> [TASK GOAL]: For the records below, give the count of lines holding the word "JSON" and nothing more.

━━━ INPUT RECORDS ━━━

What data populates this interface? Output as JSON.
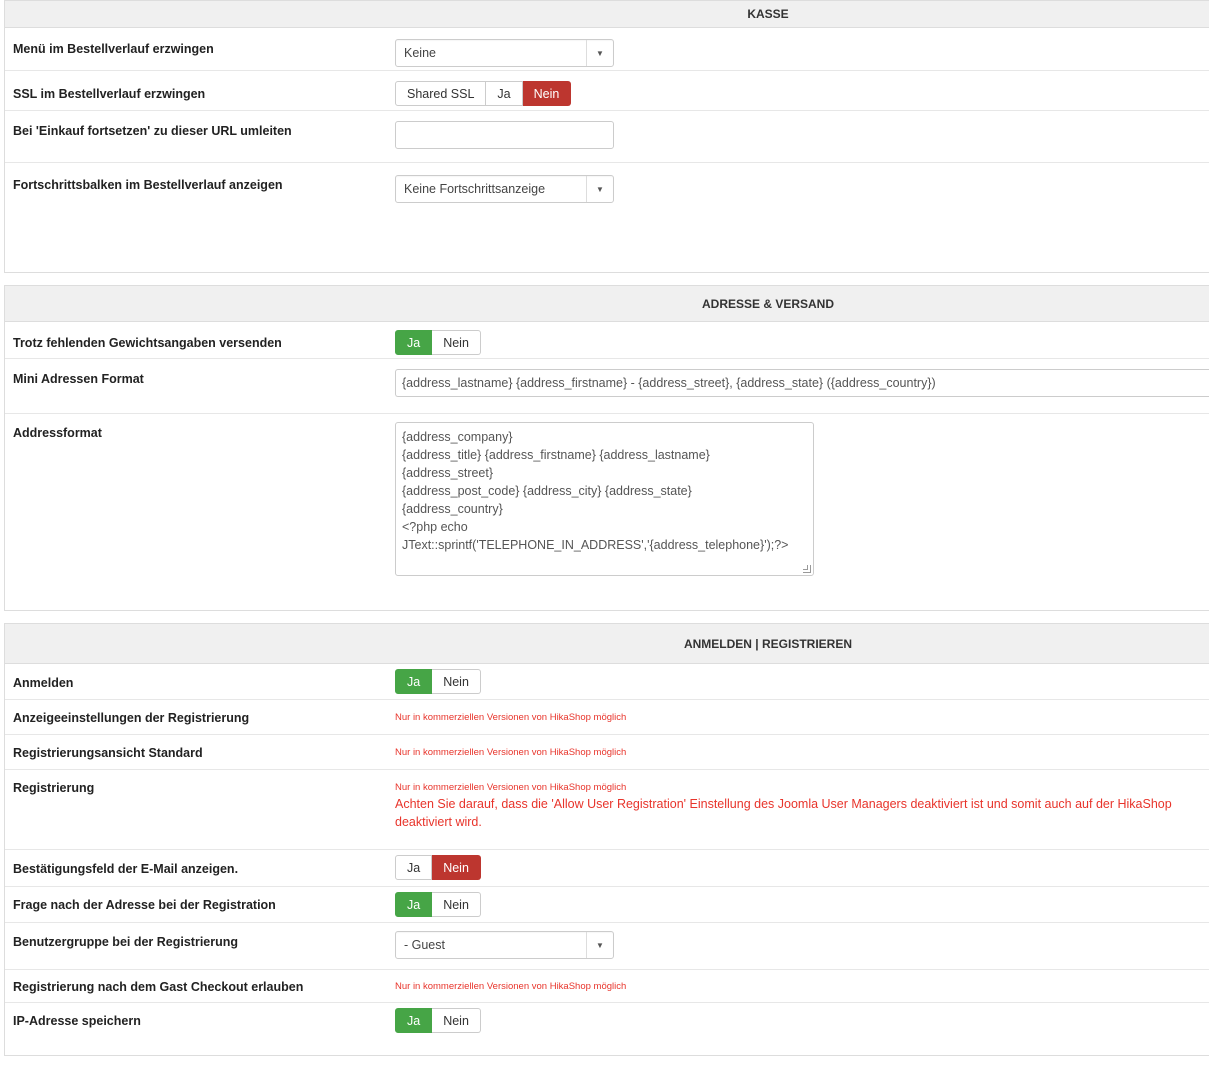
{
  "kasse": {
    "title": "KASSE",
    "menu_label": "Menü im Bestellverlauf erzwingen",
    "menu_value": "Keine",
    "ssl_label": "SSL im Bestellverlauf erzwingen",
    "ssl_options": [
      "Shared SSL",
      "Ja",
      "Nein"
    ],
    "ssl_selected": "Nein",
    "redirect_label": "Bei 'Einkauf fortsetzen' zu dieser URL umleiten",
    "redirect_value": "",
    "progress_label": "Fortschrittsbalken im Bestellverlauf anzeigen",
    "progress_value": "Keine Fortschrittsanzeige"
  },
  "adresse": {
    "title": "ADRESSE & VERSAND",
    "weight_label": "Trotz fehlenden Gewichtsangaben versenden",
    "weight_yes": "Ja",
    "weight_no": "Nein",
    "weight_selected": "Ja",
    "mini_label": "Mini Adressen Format",
    "mini_value": "{address_lastname} {address_firstname} - {address_street}, {address_state} ({address_country})",
    "format_label": "Addressformat",
    "format_lines": [
      "{address_company}",
      "{address_title} {address_firstname} {address_lastname}",
      "{address_street}",
      "{address_post_code} {address_city} {address_state}",
      "{address_country}",
      "<?php echo",
      "JText::sprintf('TELEPHONE_IN_ADDRESS','{address_telephone}');?>"
    ]
  },
  "anmelden": {
    "title": "ANMELDEN | REGISTRIEREN",
    "login_label": "Anmelden",
    "login_yes": "Ja",
    "login_no": "Nein",
    "login_selected": "Ja",
    "display_label": "Anzeigeeinstellungen der Registrierung",
    "display_note": "Nur in kommerziellen Versionen von HikaShop möglich",
    "default_label": "Registrierungsansicht Standard",
    "default_note": "Nur in kommerziellen Versionen von HikaShop möglich",
    "reg_label": "Registrierung",
    "reg_note": "Nur in kommerziellen Versionen von HikaShop möglich",
    "reg_warning": "Achten Sie darauf, dass die 'Allow User Registration' Einstellung des Joomla User Managers deaktiviert ist und somit auch auf der HikaShop deaktiviert wird.",
    "email_label": "Bestätigungsfeld der E-Mail anzeigen.",
    "email_yes": "Ja",
    "email_no": "Nein",
    "email_selected": "Nein",
    "address_label": "Frage nach der Adresse bei der Registration",
    "address_yes": "Ja",
    "address_no": "Nein",
    "address_selected": "Ja",
    "group_label": "Benutzergruppe bei der Registrierung",
    "group_value": "- Guest",
    "guest_label": "Registrierung nach dem Gast Checkout erlauben",
    "guest_note": "Nur in kommerziellen Versionen von HikaShop möglich",
    "ip_label": "IP-Adresse speichern",
    "ip_yes": "Ja",
    "ip_no": "Nein",
    "ip_selected": "Ja"
  },
  "icons": {
    "dropdown": "caret-down-icon",
    "resize": "resize-handle-icon"
  },
  "colors": {
    "green": "#46a546",
    "red": "#bd362f",
    "note": "#e8342b"
  }
}
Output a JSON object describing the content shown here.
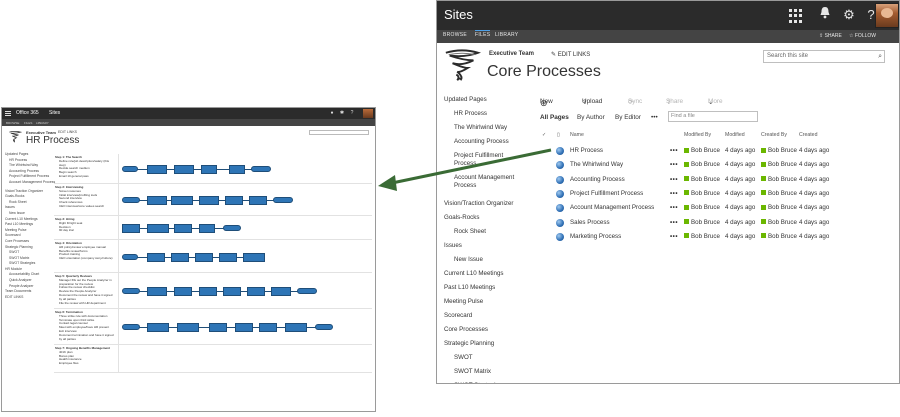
{
  "small": {
    "suite": {
      "app": "Office 365",
      "sites": "Sites"
    },
    "ribbon": [
      "BROWSE",
      "FILES",
      "LIBRARY"
    ],
    "team": "Executive Team",
    "edit_links": "EDIT LINKS",
    "title": "HR Process",
    "nav": [
      {
        "label": "Updated Pages",
        "indent": false
      },
      {
        "label": "HR Process",
        "indent": true
      },
      {
        "label": "The Whirlwind Way",
        "indent": true
      },
      {
        "label": "Accounting Process",
        "indent": true
      },
      {
        "label": "Project Fulfillment Process",
        "indent": true
      },
      {
        "label": "Account Management Process",
        "indent": true
      },
      {
        "label": "",
        "indent": false
      },
      {
        "label": "Vision/Traction Organizer",
        "indent": false
      },
      {
        "label": "Goals-Rocks",
        "indent": false
      },
      {
        "label": "Rock Sheet",
        "indent": true
      },
      {
        "label": "Issues",
        "indent": false
      },
      {
        "label": "New Issue",
        "indent": true
      },
      {
        "label": "Current L10 Meetings",
        "indent": false
      },
      {
        "label": "Past L10 Meetings",
        "indent": false
      },
      {
        "label": "Meeting Pulse",
        "indent": false
      },
      {
        "label": "Scorecard",
        "indent": false
      },
      {
        "label": "Core Processes",
        "indent": false
      },
      {
        "label": "Strategic Planning",
        "indent": false
      },
      {
        "label": "SWOT",
        "indent": true
      },
      {
        "label": "SWOT Matrix",
        "indent": true
      },
      {
        "label": "SWOT Strategies",
        "indent": true
      },
      {
        "label": "HR Module",
        "indent": false
      },
      {
        "label": "Accountability Chart",
        "indent": true
      },
      {
        "label": "Quick Analyzer",
        "indent": true
      },
      {
        "label": "People Analyzer",
        "indent": true
      },
      {
        "label": "Team Documents",
        "indent": false
      },
      {
        "label": "EDIT LINKS",
        "indent": false
      }
    ],
    "steps": [
      {
        "title": "Step 1: The Search",
        "bullets": [
          "Define role/job description/salary (this step)",
          "Decide search medium",
          "Begin search",
          "Email 10 general pass"
        ]
      },
      {
        "title": "Step 2: Interviewing",
        "bullets": [
          "Screen resumes",
          "Initial interview/profiling tools",
          "Second interview",
          "Check references",
          "CEO interview/core values search"
        ]
      },
      {
        "title": "Step 3: Hiring",
        "bullets": [
          "Right fit/right seat",
          "Decision",
          "90 day trial"
        ]
      },
      {
        "title": "Step 4: Orientation",
        "bullets": [
          "HR policy/review employee manual",
          "Benefits review/forms",
          "Product training",
          "CEO orientation (company story/culture)"
        ]
      },
      {
        "title": "Step 5: Quarterly Reviews",
        "bullets": [
          "Manager fills out the People Analyzer in preparation for the review",
          "Follow the review checklist",
          "Review the People Analyzer",
          "Document the review and have it signed by all parties",
          "File the review with HR department"
        ]
      },
      {
        "title": "Step 6: Termination",
        "bullets": [
          "Three strike rule with documentation",
          "Terminate upon third strike",
          "Contact legal counsel",
          "Meet with employee/have HR present",
          "Exit interview",
          "Document termination and have it signed by all parties"
        ]
      },
      {
        "title": "Step 7: Ongoing Benefits Management",
        "bullets": [
          "401K plan",
          "Bonus plan",
          "Health insurance",
          "Employee files"
        ]
      }
    ]
  },
  "big": {
    "suite": {
      "sites": "Sites"
    },
    "ribbon": {
      "tabs": [
        "BROWSE",
        "FILES",
        "LIBRARY"
      ],
      "share": "SHARE",
      "follow": "FOLLOW"
    },
    "team": "Executive Team",
    "edit_links": "EDIT LINKS",
    "title": "Core Processes",
    "search_placeholder": "Search this site",
    "nav": [
      {
        "label": "Updated Pages",
        "indent": false
      },
      {
        "label": "HR Process",
        "indent": true
      },
      {
        "label": "The Whirlwind Way",
        "indent": true
      },
      {
        "label": "Accounting Process",
        "indent": true
      },
      {
        "label": "Project Fulfillment Process",
        "indent": true,
        "wrap": true
      },
      {
        "label": "Account Management Process",
        "indent": true,
        "wrap": true
      },
      {
        "label": "Vision/Traction Organizer",
        "indent": false
      },
      {
        "label": "Goals-Rocks",
        "indent": false
      },
      {
        "label": "Rock Sheet",
        "indent": true
      },
      {
        "label": "Issues",
        "indent": false
      },
      {
        "label": "New Issue",
        "indent": true
      },
      {
        "label": "Current L10 Meetings",
        "indent": false
      },
      {
        "label": "Past L10 Meetings",
        "indent": false
      },
      {
        "label": "Meeting Pulse",
        "indent": false
      },
      {
        "label": "Scorecard",
        "indent": false
      },
      {
        "label": "Core Processes",
        "indent": false
      },
      {
        "label": "Strategic Planning",
        "indent": false
      },
      {
        "label": "SWOT",
        "indent": true
      },
      {
        "label": "SWOT Matrix",
        "indent": true
      },
      {
        "label": "SWOT Strategies",
        "indent": true
      }
    ],
    "toolbar": {
      "new": "New",
      "upload": "Upload",
      "sync": "Sync",
      "share": "Share",
      "more": "More"
    },
    "views": {
      "all_pages": "All Pages",
      "by_author": "By Author",
      "by_editor": "By Editor",
      "more": "•••"
    },
    "find_placeholder": "Find a file",
    "columns": {
      "name": "Name",
      "modified_by": "Modified By",
      "modified": "Modified",
      "created_by": "Created By",
      "created": "Created"
    },
    "files": [
      {
        "name": "HR Process",
        "modified_by": "Bob Bruce",
        "modified": "4 days ago",
        "created_by": "Bob Bruce",
        "created": "4 days ago"
      },
      {
        "name": "The Whirlwind Way",
        "modified_by": "Bob Bruce",
        "modified": "4 days ago",
        "created_by": "Bob Bruce",
        "created": "4 days ago"
      },
      {
        "name": "Accounting Process",
        "modified_by": "Bob Bruce",
        "modified": "4 days ago",
        "created_by": "Bob Bruce",
        "created": "4 days ago"
      },
      {
        "name": "Project Fulfillment Process",
        "modified_by": "Bob Bruce",
        "modified": "4 days ago",
        "created_by": "Bob Bruce",
        "created": "4 days ago"
      },
      {
        "name": "Account Management Process",
        "modified_by": "Bob Bruce",
        "modified": "4 days ago",
        "created_by": "Bob Bruce",
        "created": "4 days ago"
      },
      {
        "name": "Sales Process",
        "modified_by": "Bob Bruce",
        "modified": "4 days ago",
        "created_by": "Bob Bruce",
        "created": "4 days ago"
      },
      {
        "name": "Marketing Process",
        "modified_by": "Bob Bruce",
        "modified": "4 days ago",
        "created_by": "Bob Bruce",
        "created": "4 days ago"
      }
    ]
  },
  "colors": {
    "suite_bar": "#2b2b2b",
    "ribbon": "#444444",
    "presence": "#6bb700",
    "arrow": "#3a6b35",
    "flow_node": "#2e75b6"
  }
}
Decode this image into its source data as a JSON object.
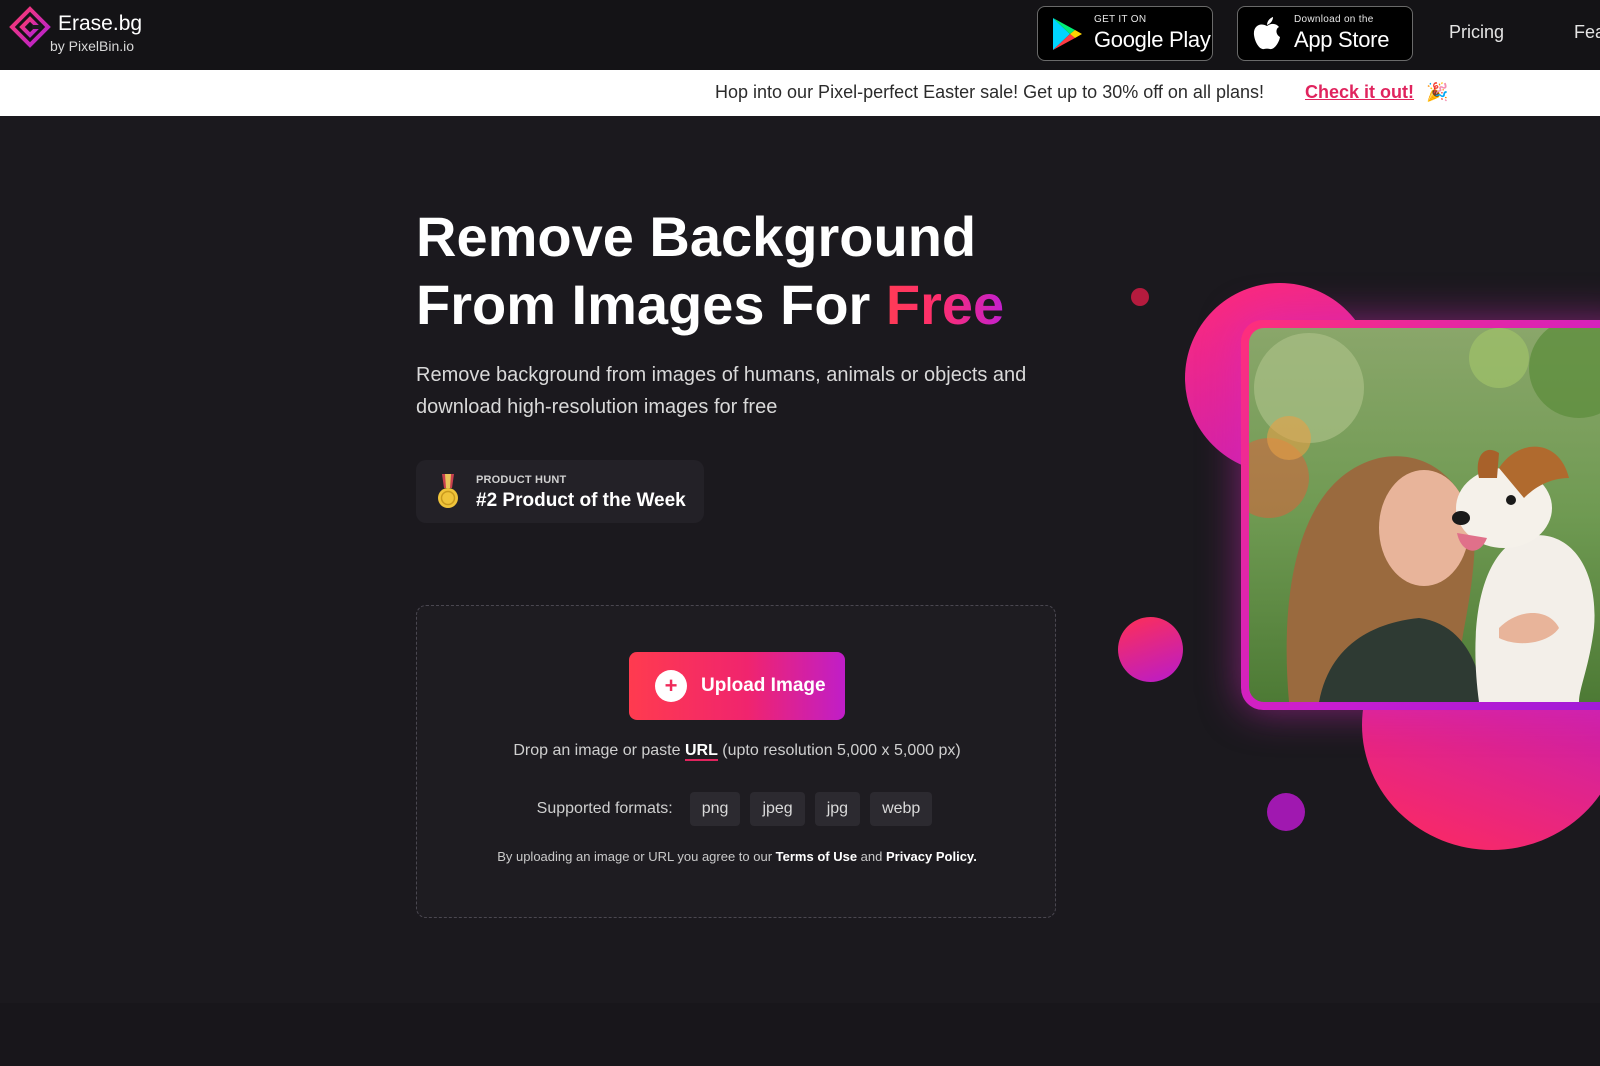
{
  "header": {
    "logo_title": "Erase.bg",
    "logo_sub": "by PixelBin.io",
    "google_play": {
      "small": "GET IT ON",
      "big": "Google Play"
    },
    "app_store": {
      "small": "Download on the",
      "big": "App Store"
    },
    "nav": [
      "Pricing",
      "Fea"
    ]
  },
  "promo": {
    "text": "Hop into our Pixel-perfect Easter sale! Get up to 30% off on all plans!",
    "link": "Check it out!",
    "emoji": "🎉"
  },
  "hero": {
    "title_line1": "Remove Background",
    "title_line2": "From Images For ",
    "title_highlight": "Free",
    "subtitle": "Remove background from images of humans, animals or objects and download high-resolution images for free",
    "badge": {
      "label": "PRODUCT HUNT",
      "title": "#2 Product of the Week"
    }
  },
  "upload": {
    "button_label": "Upload Image",
    "drop_prefix": "Drop an image or paste ",
    "drop_link": "URL",
    "drop_suffix": " (upto resolution 5,000 x 5,000 px)",
    "formats_label": "Supported formats:",
    "formats": [
      "png",
      "jpeg",
      "jpg",
      "webp"
    ],
    "terms_prefix": "By uploading an image or URL you agree to our ",
    "terms_link": "Terms of Use",
    "terms_mid": " and ",
    "privacy_link": "Privacy Policy."
  },
  "colors": {
    "accent_pink": "#e0245e",
    "accent_purple": "#c01ec8",
    "background": "#1b191e"
  },
  "icons": [
    "logo-icon",
    "google-play-icon",
    "apple-icon",
    "medal-icon",
    "plus-icon",
    "party-popper-icon"
  ]
}
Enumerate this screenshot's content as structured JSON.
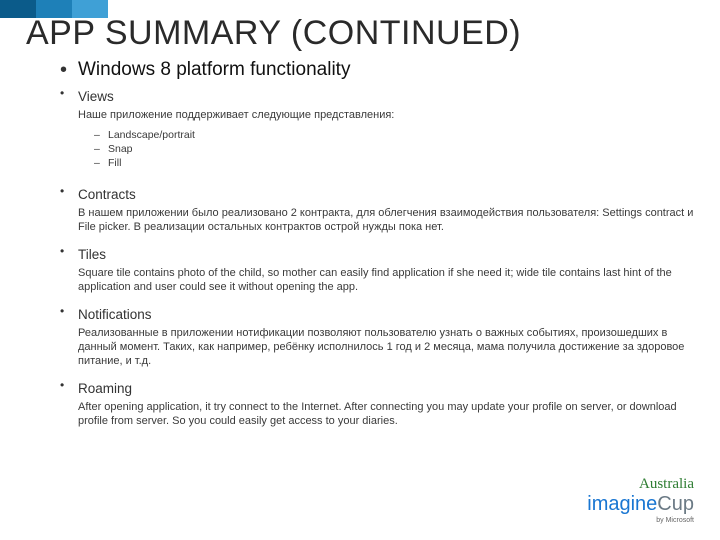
{
  "title": "APP SUMMARY (CONTINUED)",
  "main_heading": "Windows 8 platform functionality",
  "sections": [
    {
      "heading": "Views",
      "body": "Наше приложение поддерживает следующие представления:",
      "items": [
        "Landscape/portrait",
        "Snap",
        "Fill"
      ]
    },
    {
      "heading": "Contracts",
      "body": "В нашем приложении было реализовано 2 контракта, для облегчения взаимодействия пользователя: Settings contract и File picker. В реализации остальных контрактов острой нужды пока нет."
    },
    {
      "heading": "Tiles",
      "body": "Square tile  contains photo of the child, so mother can easily find application if she need it; wide tile contains last hint  of the application and user could see it without opening the app."
    },
    {
      "heading": "Notifications",
      "body": "Реализованные в приложении нотификации позволяют пользователю узнать о важных событиях, произошедших в данный момент. Таких, как например, ребёнку исполнилось 1 год и 2 месяца, мама получила достижение за здоровое питание, и т.д."
    },
    {
      "heading": "Roaming",
      "body": "After opening application, it try connect to the Internet. After connecting you may update your profile on server, or download profile from server. So you could easily get access to your diaries."
    }
  ],
  "logo": {
    "australia": "Australia",
    "imagine": "imagine",
    "cup": "Cup",
    "sub": "by Microsoft"
  }
}
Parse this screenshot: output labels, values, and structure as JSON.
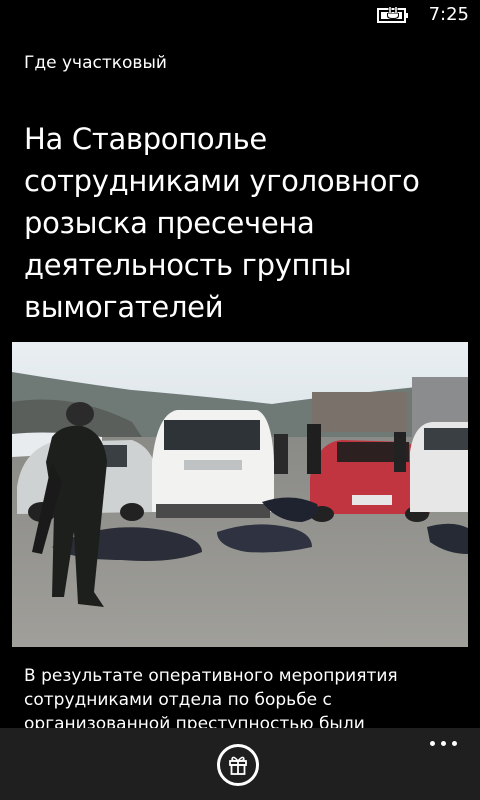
{
  "status_bar": {
    "time": "7:25",
    "battery_icon": "battery-charging-icon"
  },
  "app": {
    "name": "Где участковый"
  },
  "article": {
    "title": "На Ставрополье сотрудниками уголовного розыска пресечена деятельность  группы вымогателей",
    "image_icon": "news-photo",
    "body": "В результате оперативного мероприятия сотрудниками отдела по борьбе с организованной преступностью были"
  },
  "app_bar": {
    "primary_icon": "gift-icon",
    "more_icon": "ellipsis-icon"
  }
}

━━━

> [COMPLETED TASK]: 5